VIDEO: Chiefs join human rights case of Indigenous man handcuffed by police in B.C. bank

Maxwell Johnson said he wants change, not just words, from Vancouver police

Island Health is bringing a vaccination clinic to Lake Cowichan starting June 23. (Submitted)
Island Health opening COVID-19 vaccine clinic to boost lagging Cowichan Lake numbers

Cowichan Valley West the only Island area under 60 per cent in adult first dose totals

For more than a year, Rene Doyharcabal and a small group of neighbours in Langley’s Brookswood neighbourhood have been going out every evening to show support for first responders by honking horns and banging pots and drums. Now, a neighbour has filed a noise complaint. (Langley Advance Times file)
Noise complaint filed against nightly show of support for health care workers in B.C. city

Langley Township contacted group to advise of complaint, but no immediate action is expected

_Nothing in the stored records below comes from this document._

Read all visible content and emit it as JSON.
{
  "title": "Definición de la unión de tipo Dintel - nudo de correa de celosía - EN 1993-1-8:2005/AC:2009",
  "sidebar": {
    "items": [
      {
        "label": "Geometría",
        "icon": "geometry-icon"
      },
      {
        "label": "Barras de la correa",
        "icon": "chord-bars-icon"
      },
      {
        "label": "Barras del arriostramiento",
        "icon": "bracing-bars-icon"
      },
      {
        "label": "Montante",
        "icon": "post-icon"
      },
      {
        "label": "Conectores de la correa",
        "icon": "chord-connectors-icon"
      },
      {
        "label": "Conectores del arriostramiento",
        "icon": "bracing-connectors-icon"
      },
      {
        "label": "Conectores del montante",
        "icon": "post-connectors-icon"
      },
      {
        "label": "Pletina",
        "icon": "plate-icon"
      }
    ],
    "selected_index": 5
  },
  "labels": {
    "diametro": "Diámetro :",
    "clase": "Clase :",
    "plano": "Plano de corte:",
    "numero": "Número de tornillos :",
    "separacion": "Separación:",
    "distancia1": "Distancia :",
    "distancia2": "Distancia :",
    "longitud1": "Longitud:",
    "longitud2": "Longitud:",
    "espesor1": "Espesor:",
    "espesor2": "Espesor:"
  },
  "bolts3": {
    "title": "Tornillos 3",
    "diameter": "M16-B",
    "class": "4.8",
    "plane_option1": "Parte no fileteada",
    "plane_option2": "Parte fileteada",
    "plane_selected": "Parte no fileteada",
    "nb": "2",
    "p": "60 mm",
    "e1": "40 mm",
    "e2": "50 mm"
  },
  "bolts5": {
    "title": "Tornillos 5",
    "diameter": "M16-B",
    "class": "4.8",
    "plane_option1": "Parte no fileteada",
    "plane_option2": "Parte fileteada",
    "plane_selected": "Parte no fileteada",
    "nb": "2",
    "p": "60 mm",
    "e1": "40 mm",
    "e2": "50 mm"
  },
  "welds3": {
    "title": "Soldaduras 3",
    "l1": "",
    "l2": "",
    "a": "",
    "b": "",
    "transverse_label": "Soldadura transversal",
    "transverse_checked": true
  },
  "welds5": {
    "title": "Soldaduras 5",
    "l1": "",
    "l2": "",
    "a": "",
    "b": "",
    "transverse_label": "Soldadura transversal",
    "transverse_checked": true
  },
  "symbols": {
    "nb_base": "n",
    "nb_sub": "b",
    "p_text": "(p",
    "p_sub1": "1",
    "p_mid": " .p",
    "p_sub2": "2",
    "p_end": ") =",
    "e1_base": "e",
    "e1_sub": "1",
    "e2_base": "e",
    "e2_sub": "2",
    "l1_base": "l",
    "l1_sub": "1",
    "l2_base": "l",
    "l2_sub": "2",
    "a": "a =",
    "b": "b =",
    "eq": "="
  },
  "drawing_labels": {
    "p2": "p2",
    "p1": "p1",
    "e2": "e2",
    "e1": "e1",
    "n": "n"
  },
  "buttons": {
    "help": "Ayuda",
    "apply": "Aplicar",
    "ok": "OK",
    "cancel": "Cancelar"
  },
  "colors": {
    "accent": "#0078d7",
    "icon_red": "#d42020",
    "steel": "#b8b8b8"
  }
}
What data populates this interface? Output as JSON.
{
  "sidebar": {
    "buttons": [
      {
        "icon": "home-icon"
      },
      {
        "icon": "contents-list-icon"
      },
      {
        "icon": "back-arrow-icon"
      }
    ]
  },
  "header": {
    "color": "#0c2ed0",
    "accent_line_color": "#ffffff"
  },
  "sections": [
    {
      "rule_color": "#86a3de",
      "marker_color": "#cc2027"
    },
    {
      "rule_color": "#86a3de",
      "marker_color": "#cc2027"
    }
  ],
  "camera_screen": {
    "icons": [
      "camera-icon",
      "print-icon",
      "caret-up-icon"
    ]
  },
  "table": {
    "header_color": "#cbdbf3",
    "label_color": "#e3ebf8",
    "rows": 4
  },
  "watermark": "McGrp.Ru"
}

A nurse prepares a shot of the COVID-19 vaccine at the Yukon Convention Centre in Whitehorse on Wednesday, March 3, 2021. THE CANADIAN PRESS/Mike Thomas
Vancouver couple pleads guilty to breaking Yukon COVID rules, travelling for vaccine

Chief Judge Michael Cozens agreed with a joint sentencing submission,

An inmate in solitary confinement given lunch on Tuesday, May 10, 2016. THE CANADIAN/Lars Hagberg
22-hour cap on solitary confinement for youth in custody still too long: B.C. lawyer

Jennifer Metcalfe was horrified to hear a youth had spent a total of 78 straight days in isolation

The discovery of a missing woman’s body in Nanaimo earlier this month is now being treated as homicide, say Nanaimo RCMP. (File photo)
Discovery of woman’s body in downtown Nanaimo now being investigated as a homicide

Amy Watts was found dead near Albert Street and Victoria Crescent on June 3

People line up to get their COVID-19 vaccine at a vaccination centre, Thursday, June 10, 2021 in Montreal. THE CANADIAN PRESS/Ryan Remiorz
Vaccines, low COVID case counts increase Father’s Day hope, but risk is still there

Expert says people will have to do their own risk calculus before popping in on Papa

B.C. Premier John Horgan listens as Finance Minister Selina Robinson presents the province’s latest budget, April 20, 2021. The budget projects $19 billion in deficits over three years. (Hansard TV)
B.C. government budget balloons, beyond COVID-19 response

Provincial payroll up 104,000 positions, $10 billion since 2017

COVID-related trash is washing up on shorelines across the world, including Coldstream’s Kal Beach, as pictured in this May 2021 photograph. (Jennifer Smith - Black Press)
Shoreline cleanup finds COVID-related trash increased during height of the pandemic

Great Canadian Shoreline Cleanup reports litter from single-use food packaging nearly doubled

Most Read